The satisfying result, she says, often comes as “a demeanor shift, from fear of the unknown to this calmer, more relaxed can-do attitude.”
Lindsey Larsen came to the center in December 2017 after learning she was pregnant. She was 36, single and busy with her job, traveling and volunteering. Though abortion was firm in her mind, she says, a co-worker told her about then-FirstChoice Clinic.
“When I got there, my emotions were all over the board,” she says, noting that she didn’t feel equipped to parent alone. But Larsen says the nurse she talked to was “comforting, super supportive, and let me talk” through her circumstances. “She never pushed me to any decision.”
While deliberating her future, Larsen felt drawn back to church, and during a sermon at Prairie Heights Community Church, received consolation.
“It was about owning your own story and staying in the moment versus turning the page and running away from something,” she says. “I just knew God was telling me everything would be OK.”
If not for the center, she says, her little daughter, Ruby, probably wouldn’t be here.
“She’s the greatest thing I can ever imagine. I cannot love anything or anyone more,” she says.
Last fall, Larsen told her story at the center’s annual fundraising social, sharing the stage with Heisman-trophy winner Tim Tebow’s mom. The fourth annual Friends Night Out fundraiser, set for Oct. 14, will feature recovered drug addict Kailee Perrin, who will tell her story of transformation.
If you go
What: Women’s Care Center’s Friends Night Out fundraising social
When: 6 p.m. Monday, Oct. 14; program is 7-8:30 p.m.
Where: Holiday Inn, 3803 13th Ave. S., Fargo
Info: Visit www.teamfirstchoice.com or call 701-237-6530; for pregnancy help, go to www.womenscarecenter.org
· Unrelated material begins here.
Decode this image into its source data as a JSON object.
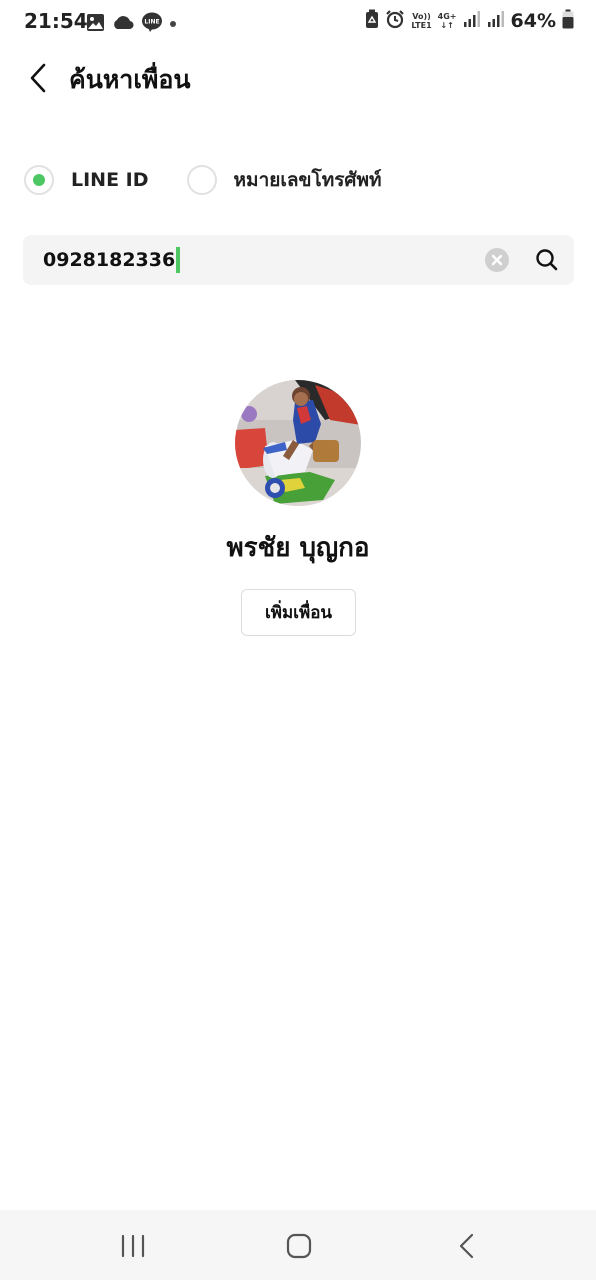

[For the sake of having a repository for my newspaper columns and articles, I reprint them here, with permission, a week after their run date. The preceding ran in The Forum newspaper on Sept. 27, 2019.]